The 2011 CILIP Carnegie Medal 2011 has been awarded to Patrick Ness for his novel, Monsters of Men.
Monsters of Men is the third and final instalment in Ness's "Chaos Walking" trilogy which compellingly charts the epic power struggles between the inhabitants of a world where all thoughts are audible; and the relationship which develops between Todd and Viola, his young main characters. The two previous books in the trilogy, The Knife of Never Letting Go and The Ask and the Answer were also shortlisted for the CILIP Carnegie Medal, in 2009 and 2010 respectively, the first time this has been achieved by all books in a series.
Ferelith Hordon, chair of the 2011 judging panel comments:
"By any stretch of the imagination – and this is a book which profoundly stretches exactly that – Monsters of Menis an extraordinary achievement. Within its pages, Patrick Ness creates a complex other world, giving himself and the reader great scope to consider big questions about life, love and how we communicate, as well as the horrors of war, and the good and evil that mankind is capable of. It's also an enthralling read that is well nigh impossible to put down. Reviews on the CILIP Carnegie Medal shadowing site bear out our conviction that despite being part of a remarkable trilogy, this is a novel that both stands alone, and stands out".
Louis, a young reviewer from this year's CILIP Carnegie shadowing scheme comments, "Monsters of Menis the best book I have ever read. The world is so believable due to Ness's clear, complex and brilliant writing."
Asked what winning the CILIP Carnegie Medal means to him, Patrick Ness comments:
"The list of Carnegie winners literally spans Arthur Ransome to Neil Gaiman. What an incredible, career-defining honour to be placed there, and I'm genuinely moved to have been chosen."

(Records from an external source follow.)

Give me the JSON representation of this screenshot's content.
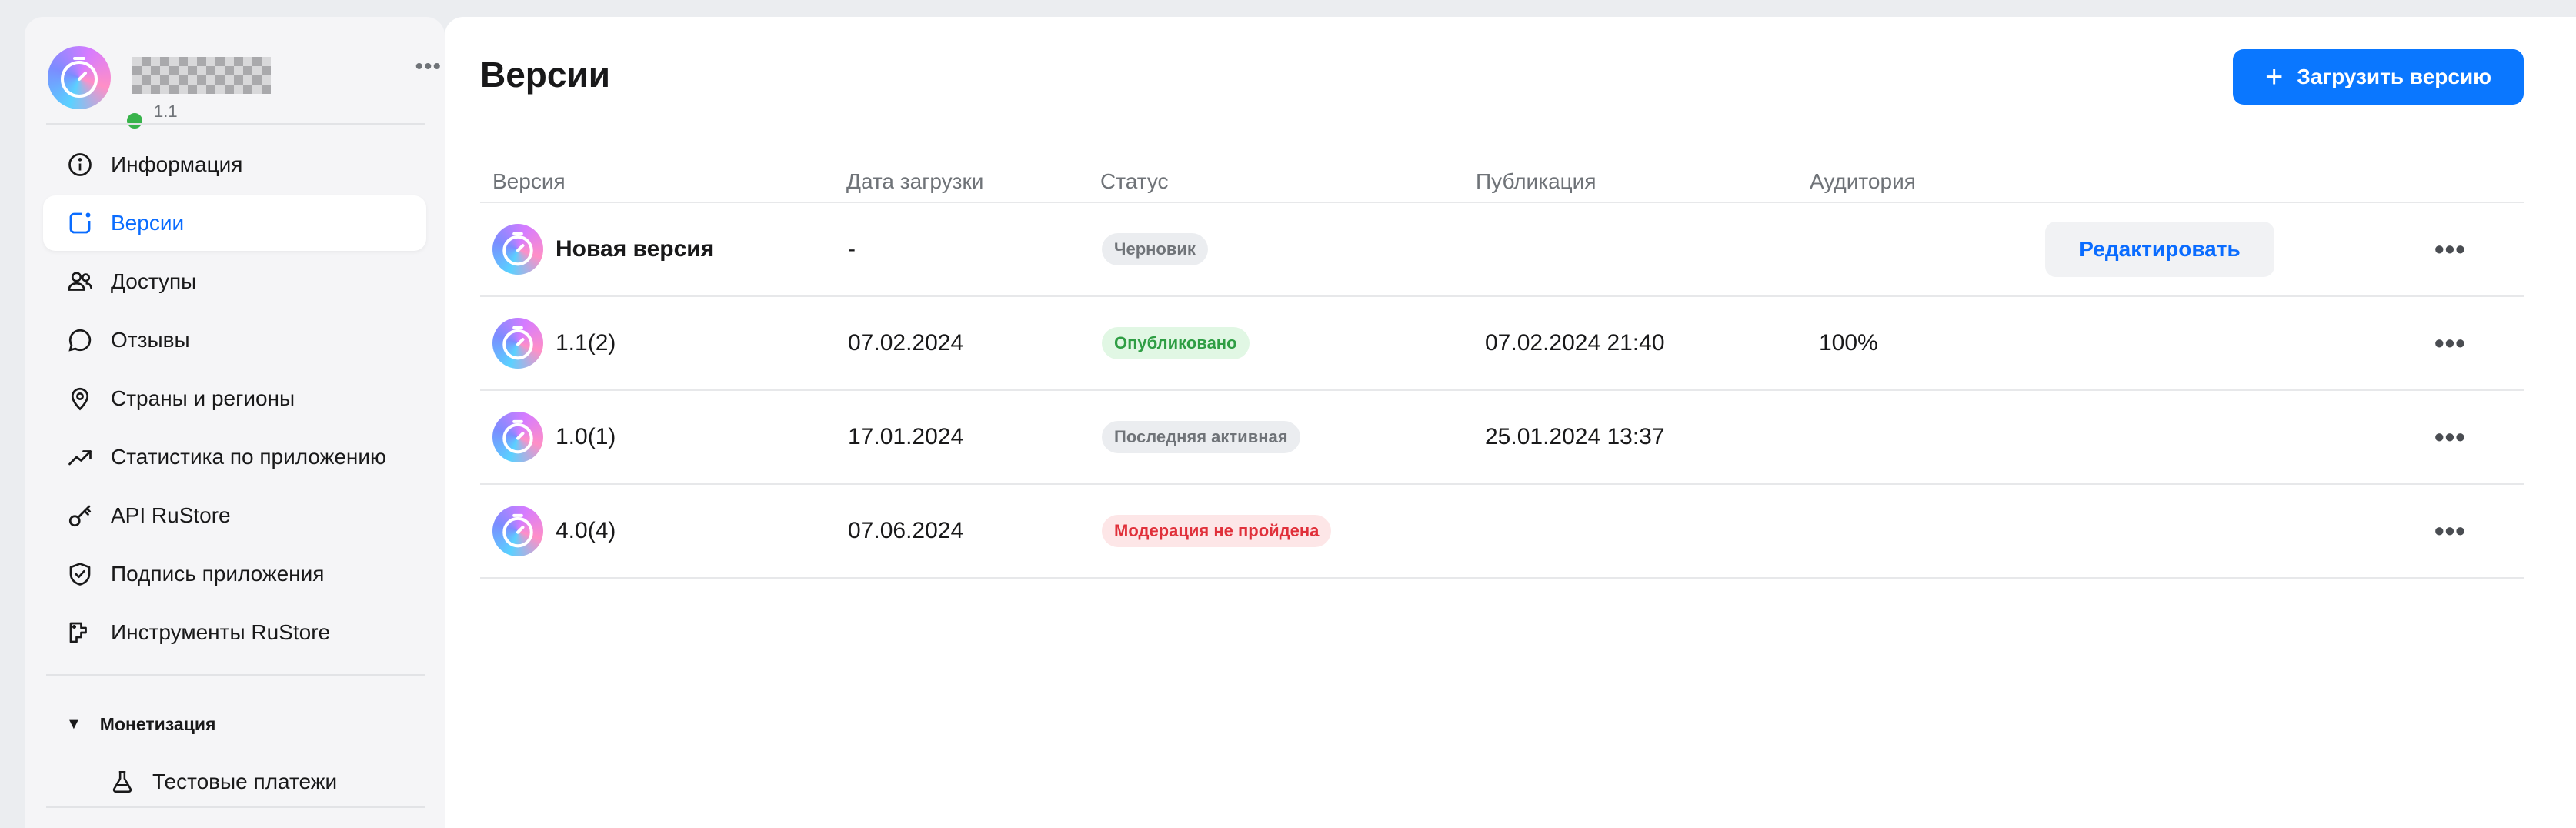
{
  "app": {
    "version": "1.1",
    "more_label": "•••"
  },
  "sidebar": {
    "items": [
      {
        "label": "Информация",
        "icon": "info-icon"
      },
      {
        "label": "Версии",
        "icon": "versions-icon",
        "active": true
      },
      {
        "label": "Доступы",
        "icon": "users-icon"
      },
      {
        "label": "Отзывы",
        "icon": "chat-icon"
      },
      {
        "label": "Страны и регионы",
        "icon": "location-icon"
      },
      {
        "label": "Статистика по приложению",
        "icon": "trend-icon"
      },
      {
        "label": "API RuStore",
        "icon": "key-icon"
      },
      {
        "label": "Подпись приложения",
        "icon": "shield-icon"
      },
      {
        "label": "Инструменты RuStore",
        "icon": "tools-icon"
      }
    ],
    "monetization": {
      "title": "Монетизация",
      "toggle": "▼",
      "items": [
        {
          "label": "Тестовые платежи",
          "icon": "flask-icon"
        }
      ]
    }
  },
  "main": {
    "title": "Версии",
    "upload_button": {
      "label": "Загрузить версию",
      "icon": "+"
    },
    "table": {
      "headers": {
        "version": "Версия",
        "upload_date": "Дата загрузки",
        "status": "Статус",
        "publication": "Публикация",
        "audience": "Аудитория"
      },
      "rows": [
        {
          "name": "Новая версия",
          "upload_date": "-",
          "status": "Черновик",
          "status_kind": "grey",
          "publication": "",
          "audience": "",
          "action": "Редактировать",
          "more": "•••"
        },
        {
          "name": "1.1(2)",
          "upload_date": "07.02.2024",
          "status": "Опубликовано",
          "status_kind": "green",
          "publication": "07.02.2024 21:40",
          "audience": "100%",
          "more": "•••"
        },
        {
          "name": "1.0(1)",
          "upload_date": "17.01.2024",
          "status": "Последняя активная",
          "status_kind": "grey",
          "publication": "25.01.2024 13:37",
          "audience": "",
          "more": "•••"
        },
        {
          "name": "4.0(4)",
          "upload_date": "07.06.2024",
          "status": "Модерация не пройдена",
          "status_kind": "red",
          "publication": "",
          "audience": "",
          "more": "•••"
        }
      ]
    }
  },
  "colors": {
    "accent": "#0a77ff",
    "active_text": "#0a6cff",
    "online": "#38b34b",
    "success": "#2f9e44",
    "danger": "#e0303a"
  }
}
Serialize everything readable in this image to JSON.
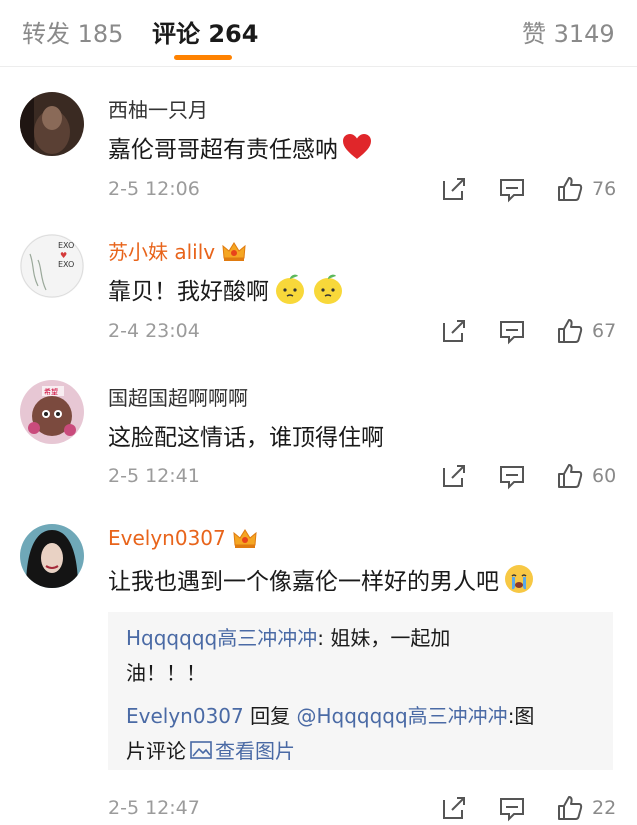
{
  "tabs": [
    {
      "label": "转发 185"
    },
    {
      "label": "评论 264"
    },
    {
      "label": "赞 3149"
    }
  ],
  "comments": [
    {
      "username": "西柚一只月",
      "text": "嘉伦哥哥超有责任感呐",
      "emoji": "heart",
      "time": "2-5 12:06",
      "likes": "76"
    },
    {
      "username": "苏小妹 alilv",
      "text": "靠贝！我好酸啊",
      "emoji": "lemon",
      "time": "2-4 23:04",
      "likes": "67",
      "avatar_text": [
        "EXO",
        "EXO"
      ]
    },
    {
      "username": "国超国超啊啊啊",
      "text": "这脸配这情话，谁顶得住啊",
      "time": "2-5 12:41",
      "likes": "60",
      "avatar_text": "希望"
    },
    {
      "username": "Evelyn0307",
      "text": "让我也遇到一个像嘉伦一样好的男人吧",
      "emoji": "crying",
      "time": "2-5 12:47",
      "likes": "22"
    }
  ],
  "reply": {
    "line1_user": "Hqqqqqq高三冲冲冲",
    "line1_text": ": 姐妹，一起加",
    "line2_text": "油！！！",
    "line3_user": "Evelyn0307",
    "line3_mid": "回复",
    "line3_mention": "@Hqqqqqq高三冲冲冲",
    "line3_text": ":图",
    "line4_text": "片评论",
    "line4_link": "查看图片"
  },
  "colors": {
    "accent": "#ff8200",
    "vip_name": "#e8641b",
    "link": "#4a6aa5",
    "reply_bg": "#f6f6f6"
  }
}
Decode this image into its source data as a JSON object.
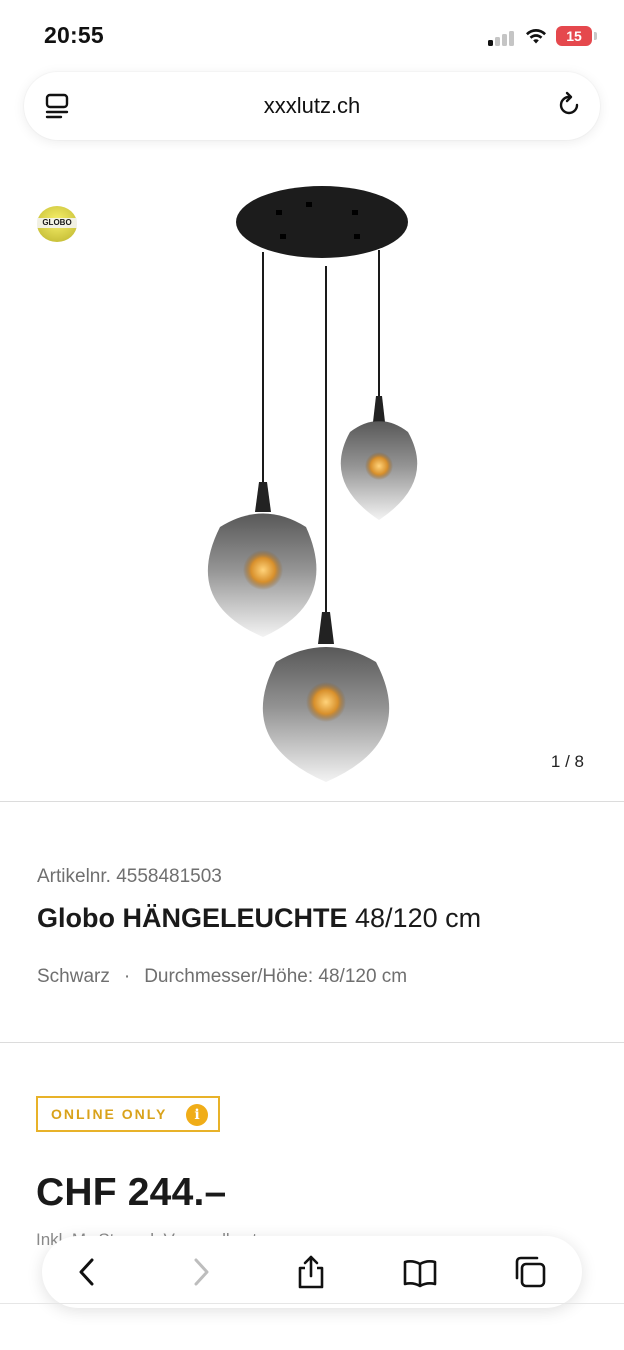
{
  "status_bar": {
    "time": "20:55",
    "battery_level": "15",
    "battery_color": "#e5484d"
  },
  "browser": {
    "url": "xxxlutz.ch",
    "icons": [
      "reader-mode-icon",
      "reload-icon"
    ]
  },
  "gallery": {
    "counter": "1 / 8",
    "brand_logo_text": "GLOBO"
  },
  "product": {
    "article_number": "Artikelnr. 4558481503",
    "title_bold": "Globo HÄNGELEUCHTE",
    "title_size": "48/120 cm",
    "color": "Schwarz",
    "separator": "·",
    "dimensions": "Durchmesser/Höhe: 48/120 cm",
    "badge": "ONLINE ONLY",
    "badge_info": "i",
    "price": "CHF 244.–",
    "vat_note": "Inkl. MwSt. zzgl. Versandkosten"
  },
  "toolbar": {
    "icons": [
      "back-icon",
      "forward-icon",
      "share-icon",
      "bookmarks-icon",
      "tabs-icon"
    ]
  },
  "colors": {
    "accent": "#f0ad18",
    "badge_border": "#e8b229",
    "text": "#1a1a1a",
    "muted": "#6f6f6f"
  }
}
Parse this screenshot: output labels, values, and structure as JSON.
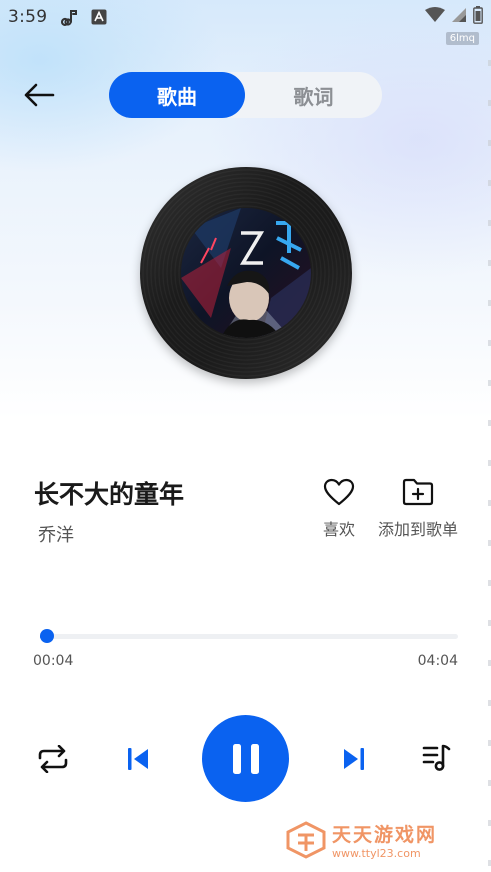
{
  "status_bar": {
    "time": "3:59",
    "icons": [
      "music-note-icon",
      "font-a-icon"
    ],
    "right_icons": [
      "wifi-icon",
      "signal-icon",
      "battery-icon"
    ],
    "net_badge": "6lmq"
  },
  "header": {
    "back_icon": "arrow-left-icon",
    "tabs": [
      {
        "label": "歌曲",
        "active": true
      },
      {
        "label": "歌词",
        "active": false
      }
    ]
  },
  "disc": {
    "cover_icon": "album-cover-image"
  },
  "song": {
    "title": "长不大的童年",
    "artist": "乔洋"
  },
  "actions": {
    "like_label": "喜欢",
    "add_label": "添加到歌单"
  },
  "progress": {
    "current": "00:04",
    "total": "04:04",
    "fraction": 0.016
  },
  "controls": {
    "repeat_icon": "repeat-icon",
    "prev_icon": "skip-previous-icon",
    "play_state": "playing",
    "next_icon": "skip-next-icon",
    "playlist_icon": "playlist-icon"
  },
  "colors": {
    "accent": "#0a62f0"
  },
  "watermark": {
    "name": "天天游戏网",
    "url": "www.ttyl23.com"
  }
}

Patrick Ness is an American but has lived in the UK since 1999. The son of a drill sergeant in the US Army, he spent his early years in Hawaii, before moving with his family to the state of Washington when he was six. He always knew he wanted to be a writer and had his first short story published in a magazine in 1997. This was followed by a novel for adults (The Crash of Hennington) and a short story collection (Topics About Which I Know Nothing).
The Knife of Never Letting Go was his first novel for young people and was written while he was teaching creative writing at Kellogg College, Oxford. It won both the Guardian Award and the Booktrust Teenage Book Prize; The Ask and the Answer won the Costa Book Award. His most recent book "A Monster Calls" creates a tale from the final idea of the late Siobhan Dowd, herself a CILIP Carnegie Medal winner.
The CILIP Carnegie Medal is the UK's oldest and most prestigious prize for children's and young people's writing. Over the last seven decades it has come to be regarded as the arbiter of quality in writing for children and young people, and has frequently spotted fresh talent ahead of the market. Patrick Ness joins a list of distinguished past winners that includes Neil Gaiman, Philip Pullman, Anne Fine, Terry Pratchett, Noel Streatfeild and CS Lewis.
Writers often describe the Carnegie as ิthe one they want to win'. Although there is no cash prize, its prestige lies in its unique judging process. Most of today's literary and book awards seek submissions from publishers and votes from the public. Not the CILIP Carnegie: the Medal's selection process is rooted in the professional expertise of librarians across the country who nominate titles to be considered for a shortlist of up to eight titles, from which the winner is then chosen.
The CILIP Carnegie Medal and its sister award, the CILIP Kate Greenaway Medal, are awarded annually by CILIP: the Chartered Institute of Library and Information Professionals.
The 2011 winners were announced at a ceremony at BAFTA, Piccadilly, London at 12 noon on Thursday 23 June.
23 June 2011
For further information please contact:
CILIP Carnegie Greenaway
Tel: 0207 255 0650